(Data to process)

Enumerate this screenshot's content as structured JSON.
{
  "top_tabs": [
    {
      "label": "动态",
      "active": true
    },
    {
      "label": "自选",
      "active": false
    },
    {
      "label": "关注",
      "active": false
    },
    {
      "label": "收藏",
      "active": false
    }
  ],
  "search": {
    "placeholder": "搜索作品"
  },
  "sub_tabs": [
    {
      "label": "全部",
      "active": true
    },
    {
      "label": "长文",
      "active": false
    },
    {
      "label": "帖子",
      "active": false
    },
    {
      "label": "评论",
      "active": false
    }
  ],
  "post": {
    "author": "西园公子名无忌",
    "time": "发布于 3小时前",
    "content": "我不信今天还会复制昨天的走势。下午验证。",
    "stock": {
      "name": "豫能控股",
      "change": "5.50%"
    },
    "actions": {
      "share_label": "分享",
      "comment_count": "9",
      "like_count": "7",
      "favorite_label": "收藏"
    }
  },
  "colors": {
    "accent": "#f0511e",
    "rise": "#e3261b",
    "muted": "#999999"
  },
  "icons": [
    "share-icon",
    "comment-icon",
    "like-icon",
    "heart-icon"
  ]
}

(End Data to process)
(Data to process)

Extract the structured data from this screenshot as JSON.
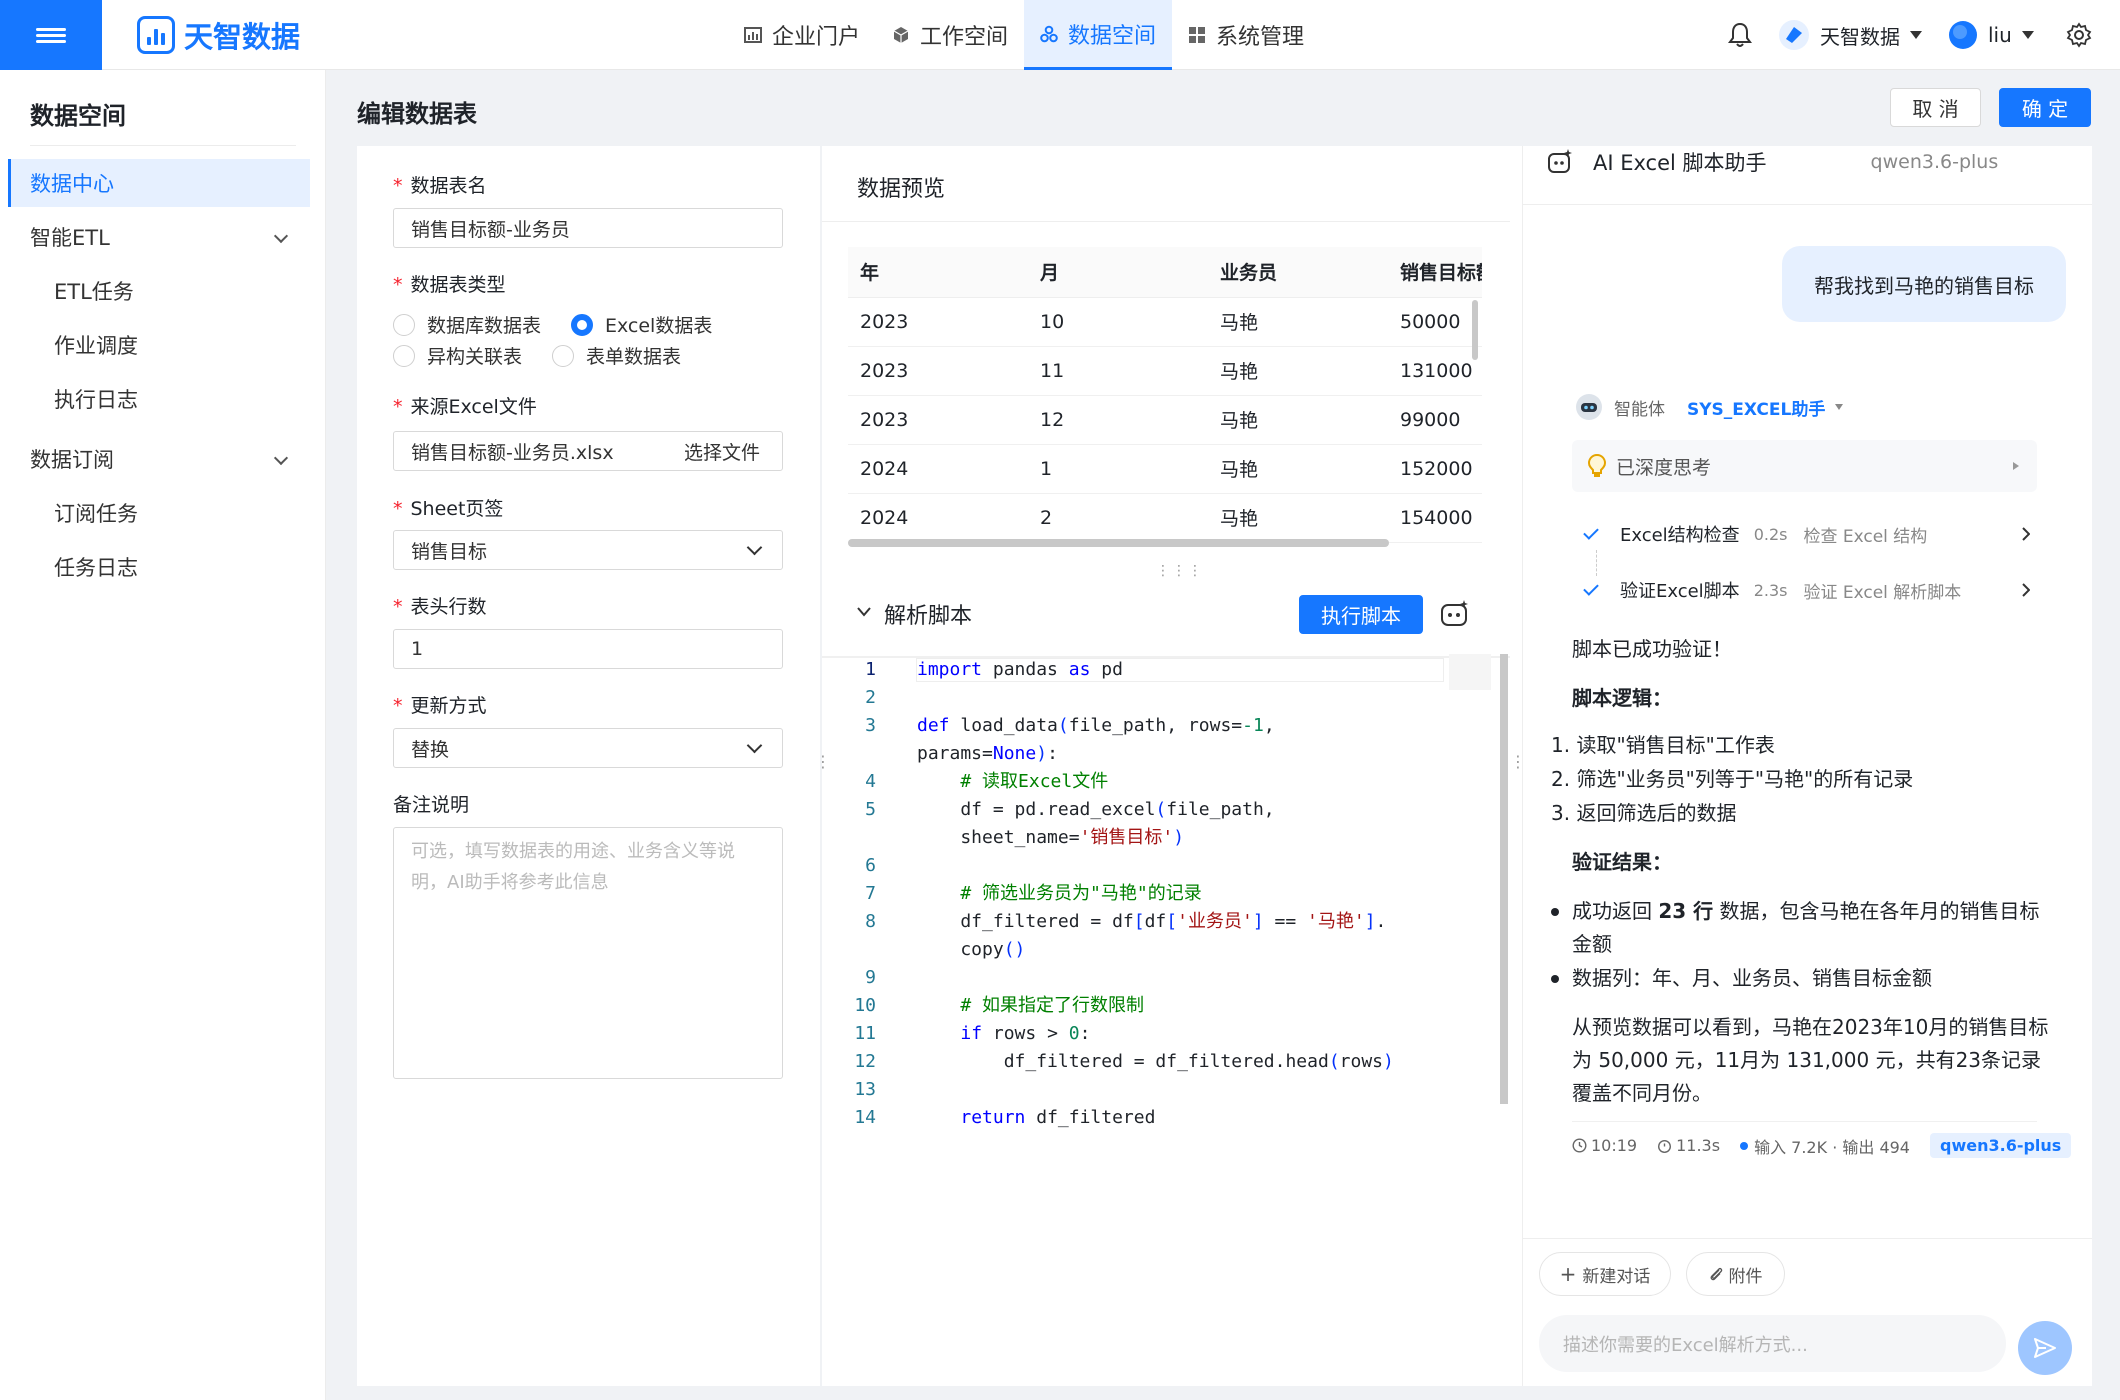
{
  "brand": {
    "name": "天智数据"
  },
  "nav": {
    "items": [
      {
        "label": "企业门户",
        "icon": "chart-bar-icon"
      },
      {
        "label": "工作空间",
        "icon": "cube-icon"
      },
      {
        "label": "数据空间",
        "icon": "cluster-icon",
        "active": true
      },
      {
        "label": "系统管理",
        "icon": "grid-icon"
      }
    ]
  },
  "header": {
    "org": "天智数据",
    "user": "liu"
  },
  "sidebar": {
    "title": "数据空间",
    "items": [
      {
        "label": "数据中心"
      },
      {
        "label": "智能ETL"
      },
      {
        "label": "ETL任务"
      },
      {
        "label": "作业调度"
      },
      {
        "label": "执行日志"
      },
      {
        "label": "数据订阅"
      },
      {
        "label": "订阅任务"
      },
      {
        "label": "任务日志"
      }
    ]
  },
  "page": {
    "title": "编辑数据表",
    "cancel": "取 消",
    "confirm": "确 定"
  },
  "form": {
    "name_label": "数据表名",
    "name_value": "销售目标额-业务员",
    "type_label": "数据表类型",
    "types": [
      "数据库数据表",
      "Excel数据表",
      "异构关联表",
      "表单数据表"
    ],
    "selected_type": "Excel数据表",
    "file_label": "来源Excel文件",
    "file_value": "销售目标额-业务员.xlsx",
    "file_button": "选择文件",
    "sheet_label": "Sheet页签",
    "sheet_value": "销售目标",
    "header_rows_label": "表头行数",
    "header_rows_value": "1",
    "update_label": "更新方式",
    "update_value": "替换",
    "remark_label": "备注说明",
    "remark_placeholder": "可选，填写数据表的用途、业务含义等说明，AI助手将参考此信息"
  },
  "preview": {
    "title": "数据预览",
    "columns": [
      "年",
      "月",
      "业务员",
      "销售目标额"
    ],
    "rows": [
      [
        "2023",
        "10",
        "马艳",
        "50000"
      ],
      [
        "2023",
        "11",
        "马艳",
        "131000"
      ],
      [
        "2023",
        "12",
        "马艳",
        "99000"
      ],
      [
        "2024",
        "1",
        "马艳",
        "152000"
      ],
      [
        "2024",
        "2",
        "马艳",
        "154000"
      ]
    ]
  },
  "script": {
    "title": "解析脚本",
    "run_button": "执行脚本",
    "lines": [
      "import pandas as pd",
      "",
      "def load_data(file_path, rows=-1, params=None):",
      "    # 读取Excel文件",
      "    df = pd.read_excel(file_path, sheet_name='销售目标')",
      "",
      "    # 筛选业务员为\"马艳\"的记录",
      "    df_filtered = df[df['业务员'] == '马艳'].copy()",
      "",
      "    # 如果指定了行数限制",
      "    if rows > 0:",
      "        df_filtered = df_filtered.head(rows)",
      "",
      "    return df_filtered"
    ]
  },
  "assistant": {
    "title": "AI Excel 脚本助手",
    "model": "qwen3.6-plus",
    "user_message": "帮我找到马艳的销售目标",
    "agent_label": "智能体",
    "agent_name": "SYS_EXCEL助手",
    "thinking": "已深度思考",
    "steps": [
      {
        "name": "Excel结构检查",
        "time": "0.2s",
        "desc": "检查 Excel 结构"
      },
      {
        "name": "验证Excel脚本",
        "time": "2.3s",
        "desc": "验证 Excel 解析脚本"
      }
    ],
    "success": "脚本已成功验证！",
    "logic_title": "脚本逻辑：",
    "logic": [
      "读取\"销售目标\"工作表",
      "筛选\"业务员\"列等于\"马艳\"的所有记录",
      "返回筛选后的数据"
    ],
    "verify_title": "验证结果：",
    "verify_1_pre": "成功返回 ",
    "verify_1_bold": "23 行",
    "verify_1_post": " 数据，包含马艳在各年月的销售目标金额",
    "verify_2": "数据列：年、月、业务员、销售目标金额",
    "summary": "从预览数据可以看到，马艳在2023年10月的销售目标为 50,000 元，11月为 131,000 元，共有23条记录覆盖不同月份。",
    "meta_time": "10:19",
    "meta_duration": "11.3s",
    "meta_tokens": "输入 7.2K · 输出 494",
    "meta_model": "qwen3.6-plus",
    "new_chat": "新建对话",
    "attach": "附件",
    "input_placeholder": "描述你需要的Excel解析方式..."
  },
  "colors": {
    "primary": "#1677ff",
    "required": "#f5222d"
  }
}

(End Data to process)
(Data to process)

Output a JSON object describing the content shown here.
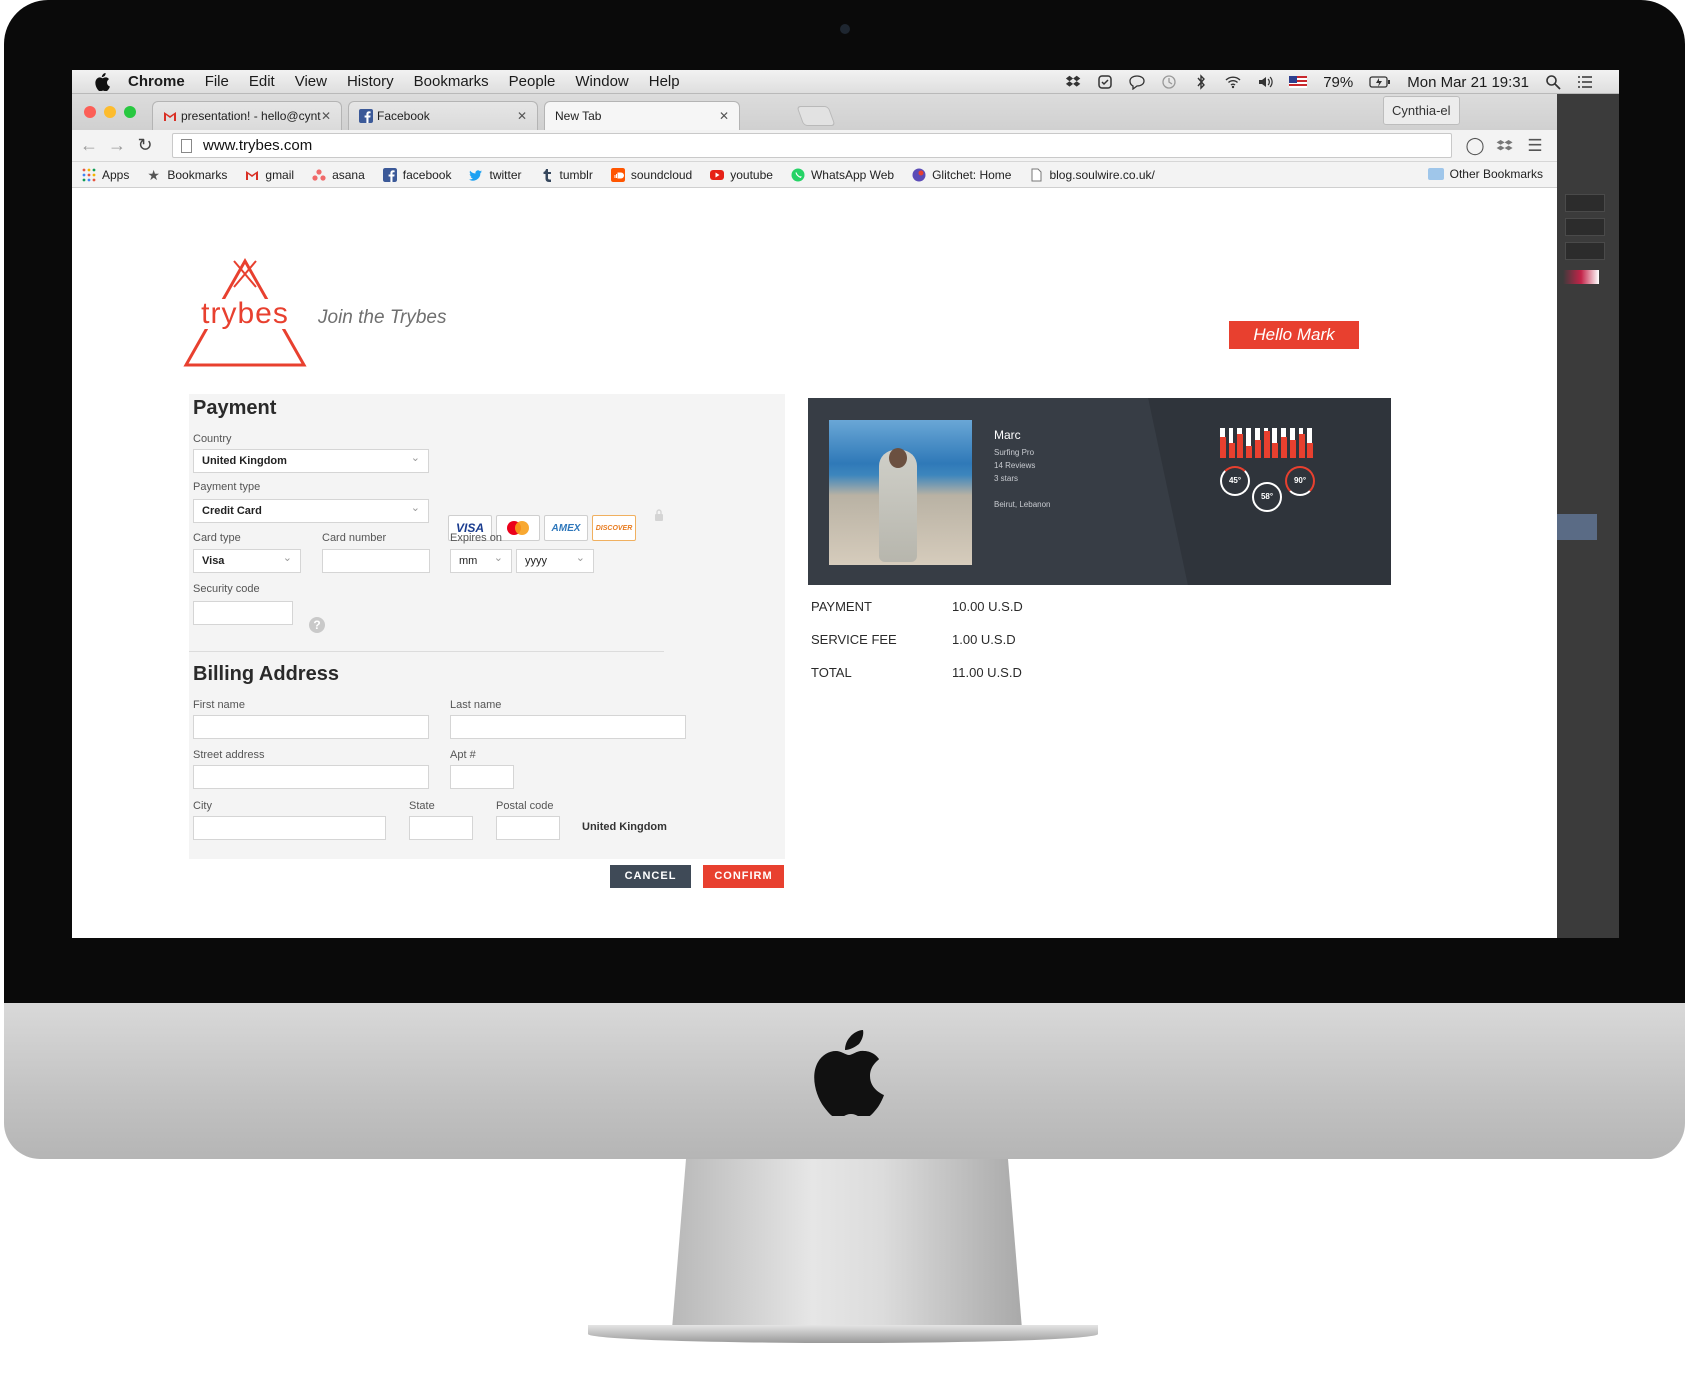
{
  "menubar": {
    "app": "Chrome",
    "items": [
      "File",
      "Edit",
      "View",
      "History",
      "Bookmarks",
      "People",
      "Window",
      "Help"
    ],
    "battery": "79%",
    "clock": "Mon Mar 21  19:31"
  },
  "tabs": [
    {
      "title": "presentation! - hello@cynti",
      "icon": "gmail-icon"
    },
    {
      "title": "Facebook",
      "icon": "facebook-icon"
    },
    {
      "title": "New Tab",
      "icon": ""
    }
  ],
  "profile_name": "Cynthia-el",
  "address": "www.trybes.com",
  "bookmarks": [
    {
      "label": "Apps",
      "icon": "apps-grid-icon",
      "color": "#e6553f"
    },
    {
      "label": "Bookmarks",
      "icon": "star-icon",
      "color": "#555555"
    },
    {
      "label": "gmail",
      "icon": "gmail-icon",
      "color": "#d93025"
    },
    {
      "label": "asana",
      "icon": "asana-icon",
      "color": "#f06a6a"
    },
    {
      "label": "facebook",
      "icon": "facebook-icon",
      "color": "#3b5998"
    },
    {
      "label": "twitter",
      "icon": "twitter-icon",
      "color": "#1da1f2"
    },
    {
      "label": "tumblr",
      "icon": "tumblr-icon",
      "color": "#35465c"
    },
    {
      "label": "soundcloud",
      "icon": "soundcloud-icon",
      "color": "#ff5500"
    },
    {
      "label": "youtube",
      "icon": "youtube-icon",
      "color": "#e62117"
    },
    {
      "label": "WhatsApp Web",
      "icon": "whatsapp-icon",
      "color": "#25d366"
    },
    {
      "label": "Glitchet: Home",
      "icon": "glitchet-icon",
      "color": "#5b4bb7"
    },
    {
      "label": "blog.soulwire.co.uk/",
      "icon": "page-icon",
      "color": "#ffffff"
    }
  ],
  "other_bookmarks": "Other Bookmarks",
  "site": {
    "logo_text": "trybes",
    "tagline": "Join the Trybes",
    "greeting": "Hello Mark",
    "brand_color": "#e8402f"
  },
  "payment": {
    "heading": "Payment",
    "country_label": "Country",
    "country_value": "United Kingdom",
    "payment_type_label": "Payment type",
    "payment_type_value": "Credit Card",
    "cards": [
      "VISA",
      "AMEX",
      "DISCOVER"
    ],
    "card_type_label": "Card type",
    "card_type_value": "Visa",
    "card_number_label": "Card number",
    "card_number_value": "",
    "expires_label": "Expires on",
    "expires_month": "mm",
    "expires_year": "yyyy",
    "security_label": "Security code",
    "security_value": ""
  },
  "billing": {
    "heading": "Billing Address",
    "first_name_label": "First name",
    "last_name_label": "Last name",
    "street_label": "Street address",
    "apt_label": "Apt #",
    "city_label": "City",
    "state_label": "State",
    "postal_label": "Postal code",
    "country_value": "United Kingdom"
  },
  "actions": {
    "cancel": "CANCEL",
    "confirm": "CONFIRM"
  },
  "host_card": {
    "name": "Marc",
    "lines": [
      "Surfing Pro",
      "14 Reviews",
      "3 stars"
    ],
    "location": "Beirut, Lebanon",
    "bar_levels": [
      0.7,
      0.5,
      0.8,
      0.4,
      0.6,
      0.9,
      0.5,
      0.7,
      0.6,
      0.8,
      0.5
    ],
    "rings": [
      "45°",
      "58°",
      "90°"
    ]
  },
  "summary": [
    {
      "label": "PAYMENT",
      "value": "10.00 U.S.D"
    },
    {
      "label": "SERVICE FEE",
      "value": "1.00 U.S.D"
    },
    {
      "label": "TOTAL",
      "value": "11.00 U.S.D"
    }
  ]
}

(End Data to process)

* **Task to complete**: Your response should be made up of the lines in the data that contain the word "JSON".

* **Task output**:
Enumerate this screenshot's content as structured JSON.
Extract the structured data from this screenshot as JSON.
Output a JSON object describing the content shown here.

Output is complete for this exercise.